‘Infertility, no longer a female-centric issue’

Dr Nameeta Mokashi Bhalerao, a Fertility Consultant, Nova IVI Fertility, Pune, shares her insights about infertility, how it is triggered and how to diagnose it

All you need to know about female sexual disorders

Infertility is a condition where a couple is unable to conceive naturally despite having unprotected sex for a year. For a long time infertility has been perceived as a female-centric issue.

However, of the infertility cases reported, 37% is related to the man, 38% to the woman, and the remaining 25% to unknown causes. Infertility often brings in one of the most distressing life phases amongst couples who are trying to have children.

The multitude of medical decisions and the uncertainties that infertility brings can create great physical and emotional upheaval in the lives of many.

Reproductive health is exquisitely sensitive to the characteristics of an individual’s environment – physical, biological, behavioural, cultural, and socioeconomic factors.

It is strong enough to make and bear life, and yet delicate for it to get impacted. Today, reproductive toxicity – a hazard associated with chemical substances, which interfere with normal reproduction, has become a contributor to impacting fertility health in most couples.

Present day mundane lifestyle habits have led to the creation of a toxic environment, which is difficult to avoid.

Reproductive toxicity is often triggered by:

Exposure to severe heat

In men, the use of tight undergarments increases scrotal temperature, which can lead to decreased sperm production.
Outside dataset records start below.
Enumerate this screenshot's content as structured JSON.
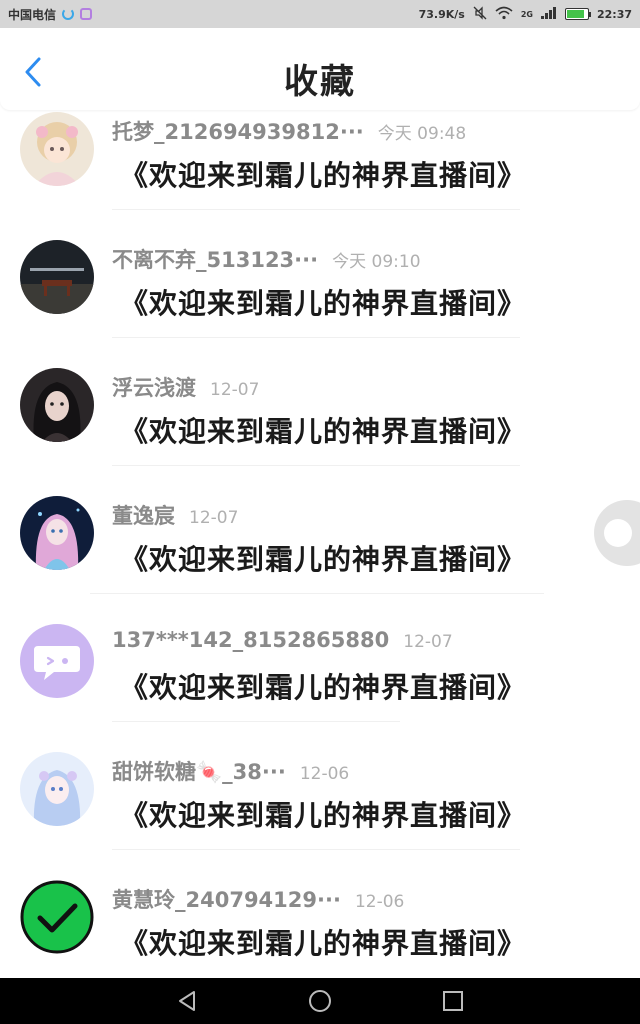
{
  "status_bar": {
    "carrier": "中国电信",
    "speed": "73.9K/s",
    "network": "2G",
    "time": "22:37",
    "battery_level": 0.85
  },
  "header": {
    "title": "收藏",
    "accent_color": "#2d8cf0"
  },
  "favorites": [
    {
      "name": "托梦_212694939812···",
      "time": "今天 09:48",
      "message": "《欢迎来到霜儿的神界直播间》",
      "avatar": "anime-girl-avatar"
    },
    {
      "name": "不离不弃_513123···",
      "time": "今天 09:10",
      "message": "《欢迎来到霜儿的神界直播间》",
      "avatar": "bench-photo-avatar"
    },
    {
      "name": "浮云浅渡",
      "time": "12-07",
      "message": "《欢迎来到霜儿的神界直播间》",
      "avatar": "dark-hair-girl-avatar"
    },
    {
      "name": "董逸宸",
      "time": "12-07",
      "message": "《欢迎来到霜儿的神界直播间》",
      "avatar": "fantasy-girl-avatar"
    },
    {
      "name": "137***142_8152865880",
      "time": "12-07",
      "message": "《欢迎来到霜儿的神界直播间》",
      "avatar": "chat-bubble-avatar"
    },
    {
      "name": "甜饼软糖🍬_38···",
      "time": "12-06",
      "message": "《欢迎来到霜儿的神界直播间》",
      "avatar": "anime-blue-girl-avatar"
    },
    {
      "name": "黄慧玲_240794129···",
      "time": "12-06",
      "message": "《欢迎来到霜儿的神界直播间》",
      "avatar": "green-check-avatar"
    }
  ]
}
While driving, being seated for long hours also exposes the scrotum to excess heat from the vehicle.

Radiation from use of cell phones

Cell phones have become a part of our lives today. Phones emit Electro-Magnetic Waves that can be absorbed by the human body, influence the reproductive system, of men especially, which may interfere with sperm concentration, motility, and volume. Carrying cell phones in pant pockets interrupts the ability of a man’s testicles to produce testosterone.

Excessive smoking, alcohol consumption

The toxins present in tobacco smoke tend to damage the DNA in the sperm and eggs. Passive smoking is almost as damaging as smoking, and women who are exposed to second-hand smoke take longer to conceive than women who are not. Consumption of excessive alcohol lowers testosterone levels and the quality and quantity of sperms. It can also reduce libido and cause impotence.

Weight-related lifestyle factors

“Obesity negatively impacts ovulation and sperm production. While in women, it can cause the overproduction of insulin, which may lead to irregular ovulation and PCOS (Poly-Cystic Ovarian Syndrome); for men, it affects stimulation of the testicles that inhibit sperm production. Excess fat causes the male hormone, testosterone, to convert into estrogen, and then it decreases testicle stimulation. On the other hand, underweight men tend to have lower sperm concentrations than those who are at a normal BMI. For women, being underweight and having low amounts of body fat are associated with ovarian dysfunction,” added Dr Nameeta.

Pollution and environmental toxins

In men, air pollution can reduce sperm production and concentration apart from affecting the quality of sperms, causing damage to DNA, and increasing the risk of testicular cancer.

In women, air pollutants can cause hormonal imbalance, of estrogen in particular, and affect ovulation. It, in turn, reduces the conception rates and also increases the risk of miscarriages leading to reduced live birth rates.

Plastics contain chemical phthalates which decrease fertility rate, alter sperm DNA, and reduce testosterone levels. These toxins induce sperm DNA damage or cause sperm genetic changes. Higher levels of phthalates are associated with the disruption in menstruation, ovulation dysfunction, and increased risk of endometriosis and poor sperm quality.

How is infertility diagnosed in patients?

During any fertility check-up, it is mandatory to investigate both partners. The fertility assessment in men usually starts with a thorough medical history and a semen analysis which examines the count, motility, and morphology of the sperm in the ejaculation.

Based on the results of the analysis further testing is done. Men with low sperm counts, for example, might require hormonal or genetic testing.

A testicular biopsy may be necessary if no sperm is present in the ejaculate. Hormone profile, DNA fragmentation, and scrotal scan with Doppler are done if abnormalities are found. Semen analysis is repeated after three months if the patient has been put on treatment.

Fertility tests for women often begin with a discussion on the patient’s medical history to check for ovulation or menstrual cycle issues.

It is followed by a blood test to examine the hormone levels and ovarian reserve.

Based on this, a pelvic examination is done to check for abnormalities such as fibroids or endometriosis. Minimally invasive procedures, such as ultrasound imaging (sonogram), and surgery may, at times, be conducted to check for structural causes of infertility.